(Stored data)
/---
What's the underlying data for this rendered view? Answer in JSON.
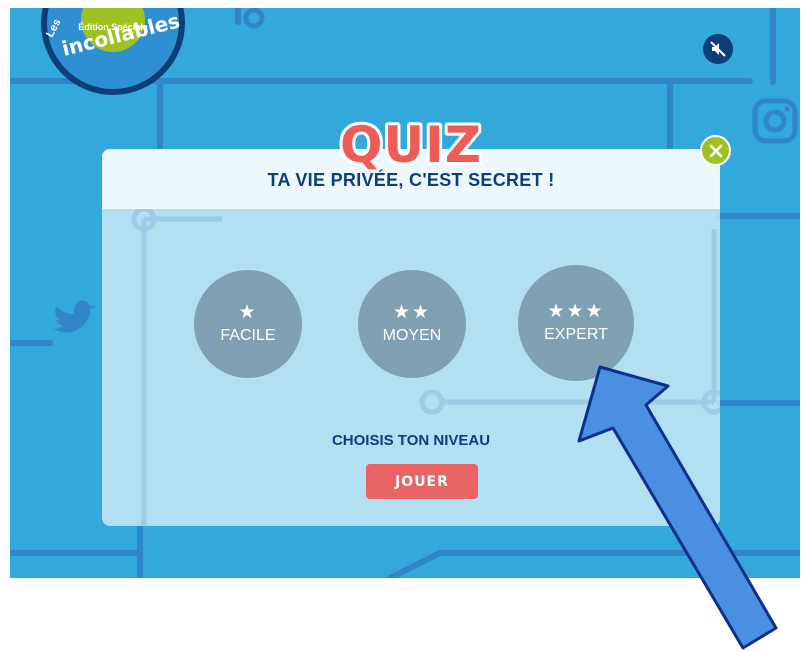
{
  "header": {
    "logo_badge": "Édition Spéciale",
    "logo_prefix": "Les",
    "logo_text": "incollables",
    "mute_icon": "speaker-muted-icon"
  },
  "quiz": {
    "logo_text": "QUIZ",
    "title": "TA VIE PRIVÉE, C'EST SECRET !",
    "close_icon": "close-icon",
    "levels": [
      {
        "stars": "★",
        "label": "FACILE"
      },
      {
        "stars": "★★",
        "label": "MOYEN"
      },
      {
        "stars": "★★★",
        "label": "EXPERT"
      }
    ],
    "instruction": "CHOISIS TON NIVEAU",
    "play_label": "JOUER"
  },
  "background": {
    "social_icons": [
      "instagram-icon",
      "twitter-icon"
    ]
  },
  "annotation": {
    "arrow_icon": "pointer-arrow-icon",
    "color": "#4a8fe0"
  },
  "colors": {
    "background": "#33a8db",
    "title": "#0e3e7a",
    "level_button": "#7f9fb3",
    "play_button": "#e86464",
    "close_button": "#9cc321"
  }
}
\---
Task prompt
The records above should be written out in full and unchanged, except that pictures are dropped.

Solution below
What's the underlying data for this rendered view? Answer in JSON.
{
  "header": {
    "logo_badge": "Édition Spéciale",
    "logo_prefix": "Les",
    "logo_text": "incollables",
    "mute_icon": "speaker-muted-icon"
  },
  "quiz": {
    "logo_text": "QUIZ",
    "title": "TA VIE PRIVÉE, C'EST SECRET !",
    "close_icon": "close-icon",
    "levels": [
      {
        "stars": "★",
        "label": "FACILE"
      },
      {
        "stars": "★★",
        "label": "MOYEN"
      },
      {
        "stars": "★★★",
        "label": "EXPERT"
      }
    ],
    "instruction": "CHOISIS TON NIVEAU",
    "play_label": "JOUER"
  },
  "background": {
    "social_icons": [
      "instagram-icon",
      "twitter-icon"
    ]
  },
  "annotation": {
    "arrow_icon": "pointer-arrow-icon",
    "color": "#4a8fe0"
  },
  "colors": {
    "background": "#33a8db",
    "title": "#0e3e7a",
    "level_button": "#7f9fb3",
    "play_button": "#e86464",
    "close_button": "#9cc321"
  }
}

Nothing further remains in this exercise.